ASSIGNMENT => Output every record below exactly as it appears.
─── DATA LISTING
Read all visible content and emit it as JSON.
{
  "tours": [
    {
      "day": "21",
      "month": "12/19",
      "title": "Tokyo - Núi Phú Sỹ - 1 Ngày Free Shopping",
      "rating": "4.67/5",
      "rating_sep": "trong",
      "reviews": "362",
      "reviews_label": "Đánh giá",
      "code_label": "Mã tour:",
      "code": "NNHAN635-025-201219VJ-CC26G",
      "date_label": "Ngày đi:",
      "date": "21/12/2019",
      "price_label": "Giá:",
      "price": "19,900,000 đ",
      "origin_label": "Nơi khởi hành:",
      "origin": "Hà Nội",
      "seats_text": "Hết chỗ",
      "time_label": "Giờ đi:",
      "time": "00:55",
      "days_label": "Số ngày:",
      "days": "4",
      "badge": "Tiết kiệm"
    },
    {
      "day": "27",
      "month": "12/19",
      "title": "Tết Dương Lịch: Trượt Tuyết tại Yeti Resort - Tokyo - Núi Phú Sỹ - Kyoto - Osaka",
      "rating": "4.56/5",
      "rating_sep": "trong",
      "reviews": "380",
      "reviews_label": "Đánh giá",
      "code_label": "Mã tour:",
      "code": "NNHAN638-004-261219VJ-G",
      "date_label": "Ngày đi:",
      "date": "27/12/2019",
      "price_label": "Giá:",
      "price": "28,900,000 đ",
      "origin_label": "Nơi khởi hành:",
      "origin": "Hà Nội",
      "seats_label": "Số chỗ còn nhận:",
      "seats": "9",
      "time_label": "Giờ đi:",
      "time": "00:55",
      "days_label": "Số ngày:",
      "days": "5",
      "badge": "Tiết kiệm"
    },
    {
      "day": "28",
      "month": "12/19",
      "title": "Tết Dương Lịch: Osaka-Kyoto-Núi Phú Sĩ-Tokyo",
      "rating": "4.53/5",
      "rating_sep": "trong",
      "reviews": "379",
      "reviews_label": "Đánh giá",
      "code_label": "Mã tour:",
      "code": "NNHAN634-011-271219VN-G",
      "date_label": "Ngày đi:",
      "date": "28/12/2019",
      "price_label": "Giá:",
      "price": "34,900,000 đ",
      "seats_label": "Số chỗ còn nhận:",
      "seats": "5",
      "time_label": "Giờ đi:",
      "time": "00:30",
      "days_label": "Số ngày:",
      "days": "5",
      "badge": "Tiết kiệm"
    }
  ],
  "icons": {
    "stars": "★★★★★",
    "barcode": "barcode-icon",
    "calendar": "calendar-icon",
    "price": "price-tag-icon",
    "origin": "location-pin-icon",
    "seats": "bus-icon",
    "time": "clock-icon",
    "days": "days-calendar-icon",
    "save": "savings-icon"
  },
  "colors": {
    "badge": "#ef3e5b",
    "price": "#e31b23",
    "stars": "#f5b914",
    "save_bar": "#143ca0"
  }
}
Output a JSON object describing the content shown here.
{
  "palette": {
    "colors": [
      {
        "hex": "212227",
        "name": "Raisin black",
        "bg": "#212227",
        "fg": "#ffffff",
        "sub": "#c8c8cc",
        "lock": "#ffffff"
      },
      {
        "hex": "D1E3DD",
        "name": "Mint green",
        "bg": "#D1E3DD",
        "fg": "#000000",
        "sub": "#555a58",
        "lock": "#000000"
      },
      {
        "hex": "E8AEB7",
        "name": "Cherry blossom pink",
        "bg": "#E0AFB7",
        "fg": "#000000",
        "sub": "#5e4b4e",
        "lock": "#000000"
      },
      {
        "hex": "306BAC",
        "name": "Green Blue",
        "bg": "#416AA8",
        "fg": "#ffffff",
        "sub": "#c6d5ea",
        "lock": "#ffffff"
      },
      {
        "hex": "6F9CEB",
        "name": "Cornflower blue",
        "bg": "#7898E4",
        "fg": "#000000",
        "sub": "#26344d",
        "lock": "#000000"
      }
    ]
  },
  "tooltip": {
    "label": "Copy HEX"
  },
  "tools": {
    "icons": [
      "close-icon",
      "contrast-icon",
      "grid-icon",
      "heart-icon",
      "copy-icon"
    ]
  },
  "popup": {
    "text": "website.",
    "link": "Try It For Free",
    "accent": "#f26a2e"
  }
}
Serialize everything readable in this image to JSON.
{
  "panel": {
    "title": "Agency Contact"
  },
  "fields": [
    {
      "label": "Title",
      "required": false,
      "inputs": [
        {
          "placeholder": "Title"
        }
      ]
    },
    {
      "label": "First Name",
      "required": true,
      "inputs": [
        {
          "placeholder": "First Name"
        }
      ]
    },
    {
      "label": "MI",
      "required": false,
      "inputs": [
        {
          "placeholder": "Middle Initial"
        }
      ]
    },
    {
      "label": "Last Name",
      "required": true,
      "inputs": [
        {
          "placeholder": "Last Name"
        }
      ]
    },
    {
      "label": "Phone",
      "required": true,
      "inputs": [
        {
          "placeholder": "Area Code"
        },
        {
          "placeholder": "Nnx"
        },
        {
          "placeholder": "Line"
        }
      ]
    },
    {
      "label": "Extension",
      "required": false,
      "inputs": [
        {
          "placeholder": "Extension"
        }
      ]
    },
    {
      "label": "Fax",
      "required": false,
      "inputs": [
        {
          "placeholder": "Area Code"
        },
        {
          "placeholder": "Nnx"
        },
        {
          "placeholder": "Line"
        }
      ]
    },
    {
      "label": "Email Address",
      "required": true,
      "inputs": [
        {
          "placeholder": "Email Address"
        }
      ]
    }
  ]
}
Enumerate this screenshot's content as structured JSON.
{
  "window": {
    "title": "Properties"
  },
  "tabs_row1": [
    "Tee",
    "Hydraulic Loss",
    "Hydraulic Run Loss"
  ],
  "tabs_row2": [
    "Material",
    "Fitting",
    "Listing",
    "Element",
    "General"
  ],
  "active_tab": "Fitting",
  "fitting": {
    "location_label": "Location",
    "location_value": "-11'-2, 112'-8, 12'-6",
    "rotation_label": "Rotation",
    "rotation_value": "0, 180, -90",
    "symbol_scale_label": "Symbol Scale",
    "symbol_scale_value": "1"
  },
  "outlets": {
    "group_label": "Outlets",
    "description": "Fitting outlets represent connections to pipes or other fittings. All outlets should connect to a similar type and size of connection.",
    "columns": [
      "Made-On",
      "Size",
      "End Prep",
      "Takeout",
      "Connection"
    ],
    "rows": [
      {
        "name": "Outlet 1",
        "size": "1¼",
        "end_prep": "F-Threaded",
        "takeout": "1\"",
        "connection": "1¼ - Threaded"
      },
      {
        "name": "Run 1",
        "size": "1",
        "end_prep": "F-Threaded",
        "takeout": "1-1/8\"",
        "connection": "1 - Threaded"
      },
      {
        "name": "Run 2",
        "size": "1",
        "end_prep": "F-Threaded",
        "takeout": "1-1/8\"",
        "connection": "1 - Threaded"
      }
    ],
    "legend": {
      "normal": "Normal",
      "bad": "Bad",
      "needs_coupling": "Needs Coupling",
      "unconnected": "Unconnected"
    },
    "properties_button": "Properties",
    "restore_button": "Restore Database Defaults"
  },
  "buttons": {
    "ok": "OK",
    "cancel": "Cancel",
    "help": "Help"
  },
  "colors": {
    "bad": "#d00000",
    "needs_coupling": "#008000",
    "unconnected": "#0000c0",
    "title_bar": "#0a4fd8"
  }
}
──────
YOUR SOLUTION =>
Read all visible content and emit it as JSON.
{
  "tours": [
    {
      "day": "21",
      "month": "12/19",
      "title": "Tokyo - Núi Phú Sỹ - 1 Ngày Free Shopping",
      "rating": "4.67/5",
      "rating_sep": "trong",
      "reviews": "362",
      "reviews_label": "Đánh giá",
      "code_label": "Mã tour:",
      "code": "NNHAN635-025-201219VJ-CC26G",
      "date_label": "Ngày đi:",
      "date": "21/12/2019",
      "price_label": "Giá:",
      "price": "19,900,000 đ",
      "origin_label": "Nơi khởi hành:",
      "origin": "Hà Nội",
      "seats_text": "Hết chỗ",
      "time_label": "Giờ đi:",
      "time": "00:55",
      "days_label": "Số ngày:",
      "days": "4",
      "badge": "Tiết kiệm"
    },
    {
      "day": "27",
      "month": "12/19",
      "title": "Tết Dương Lịch: Trượt Tuyết tại Yeti Resort - Tokyo - Núi Phú Sỹ - Kyoto - Osaka",
      "rating": "4.56/5",
      "rating_sep": "trong",
      "reviews": "380",
      "reviews_label": "Đánh giá",
      "code_label": "Mã tour:",
      "code": "NNHAN638-004-261219VJ-G",
      "date_label": "Ngày đi:",
      "date": "27/12/2019",
      "price_label": "Giá:",
      "price": "28,900,000 đ",
      "origin_label": "Nơi khởi hành:",
      "origin": "Hà Nội",
      "seats_label": "Số chỗ còn nhận:",
      "seats": "9",
      "time_label": "Giờ đi:",
      "time": "00:55",
      "days_label": "Số ngày:",
      "days": "5",
      "badge": "Tiết kiệm"
    },
    {
      "day": "28",
      "month": "12/19",
      "title": "Tết Dương Lịch: Osaka-Kyoto-Núi Phú Sĩ-Tokyo",
      "rating": "4.53/5",
      "rating_sep": "trong",
      "reviews": "379",
      "reviews_label": "Đánh giá",
      "code_label": "Mã tour:",
      "code": "NNHAN634-011-271219VN-G",
      "date_label": "Ngày đi:",
      "date": "28/12/2019",
      "price_label": "Giá:",
      "price": "34,900,000 đ",
      "seats_label": "Số chỗ còn nhận:",
      "seats": "5",
      "time_label": "Giờ đi:",
      "time": "00:30",
      "days_label": "Số ngày:",
      "days": "5",
      "badge": "Tiết kiệm"
    }
  ],
  "icons": {
    "stars": "★★★★★",
    "barcode": "barcode-icon",
    "calendar": "calendar-icon",
    "price": "price-tag-icon",
    "origin": "location-pin-icon",
    "seats": "bus-icon",
    "time": "clock-icon",
    "days": "days-calendar-icon",
    "save": "savings-icon"
  },
  "colors": {
    "badge": "#ef3e5b",
    "price": "#e31b23",
    "stars": "#f5b914",
    "save_bar": "#143ca0"
  }
}
Output a JSON object describing the content shown here.
{
  "palette": {
    "colors": [
      {
        "hex": "212227",
        "name": "Raisin black",
        "bg": "#212227",
        "fg": "#ffffff",
        "sub": "#c8c8cc",
        "lock": "#ffffff"
      },
      {
        "hex": "D1E3DD",
        "name": "Mint green",
        "bg": "#D1E3DD",
        "fg": "#000000",
        "sub": "#555a58",
        "lock": "#000000"
      },
      {
        "hex": "E8AEB7",
        "name": "Cherry blossom pink",
        "bg": "#E0AFB7",
        "fg": "#000000",
        "sub": "#5e4b4e",
        "lock": "#000000"
      },
      {
        "hex": "306BAC",
        "name": "Green Blue",
        "bg": "#416AA8",
        "fg": "#ffffff",
        "sub": "#c6d5ea",
        "lock": "#ffffff"
      },
      {
        "hex": "6F9CEB",
        "name": "Cornflower blue",
        "bg": "#7898E4",
        "fg": "#000000",
        "sub": "#26344d",
        "lock": "#000000"
      }
    ]
  },
  "tooltip": {
    "label": "Copy HEX"
  },
  "tools": {
    "icons": [
      "close-icon",
      "contrast-icon",
      "grid-icon",
      "heart-icon",
      "copy-icon"
    ]
  },
  "popup": {
    "text": "website.",
    "link": "Try It For Free",
    "accent": "#f26a2e"
  }
}
Serialize everything readable in this image to JSON.
{
  "panel": {
    "title": "Agency Contact"
  },
  "fields": [
    {
      "label": "Title",
      "required": false,
      "inputs": [
        {
          "placeholder": "Title"
        }
      ]
    },
    {
      "label": "First Name",
      "required": true,
      "inputs": [
        {
          "placeholder": "First Name"
        }
      ]
    },
    {
      "label": "MI",
      "required": false,
      "inputs": [
        {
          "placeholder": "Middle Initial"
        }
      ]
    },
    {
      "label": "Last Name",
      "required": true,
      "inputs": [
        {
          "placeholder": "Last Name"
        }
      ]
    },
    {
      "label": "Phone",
      "required": true,
      "inputs": [
        {
          "placeholder": "Area Code"
        },
        {
          "placeholder": "Nnx"
        },
        {
          "placeholder": "Line"
        }
      ]
    },
    {
      "label": "Extension",
      "required": false,
      "inputs": [
        {
          "placeholder": "Extension"
        }
      ]
    },
    {
      "label": "Fax",
      "required": false,
      "inputs": [
        {
          "placeholder": "Area Code"
        },
        {
          "placeholder": "Nnx"
        },
        {
          "placeholder": "Line"
        }
      ]
    },
    {
      "label": "Email Address",
      "required": true,
      "inputs": [
        {
          "placeholder": "Email Address"
        }
      ]
    }
  ]
}
Enumerate this screenshot's content as structured JSON.
{
  "window": {
    "title": "Properties"
  },
  "tabs_row1": [
    "Tee",
    "Hydraulic Loss",
    "Hydraulic Run Loss"
  ],
  "tabs_row2": [
    "Material",
    "Fitting",
    "Listing",
    "Element",
    "General"
  ],
  "active_tab": "Fitting",
  "fitting": {
    "location_label": "Location",
    "location_value": "-11'-2, 112'-8, 12'-6",
    "rotation_label": "Rotation",
    "rotation_value": "0, 180, -90",
    "symbol_scale_label": "Symbol Scale",
    "symbol_scale_value": "1"
  },
  "outlets": {
    "group_label": "Outlets",
    "description": "Fitting outlets represent connections to pipes or other fittings. All outlets should connect to a similar type and size of connection.",
    "columns": [
      "Made-On",
      "Size",
      "End Prep",
      "Takeout",
      "Connection"
    ],
    "rows": [
      {
        "name": "Outlet 1",
        "size": "1¼",
        "end_prep": "F-Threaded",
        "takeout": "1\"",
        "connection": "1¼ - Threaded"
      },
      {
        "name": "Run 1",
        "size": "1",
        "end_prep": "F-Threaded",
        "takeout": "1-1/8\"",
        "connection": "1 - Threaded"
      },
      {
        "name": "Run 2",
        "size": "1",
        "end_prep": "F-Threaded",
        "takeout": "1-1/8\"",
        "connection": "1 - Threaded"
      }
    ],
    "legend": {
      "normal": "Normal",
      "bad": "Bad",
      "needs_coupling": "Needs Coupling",
      "unconnected": "Unconnected"
    },
    "properties_button": "Properties",
    "restore_button": "Restore Database Defaults"
  },
  "buttons": {
    "ok": "OK",
    "cancel": "Cancel",
    "help": "Help"
  },
  "colors": {
    "bad": "#d00000",
    "needs_coupling": "#008000",
    "unconnected": "#0000c0",
    "title_bar": "#0a4fd8"
  }
}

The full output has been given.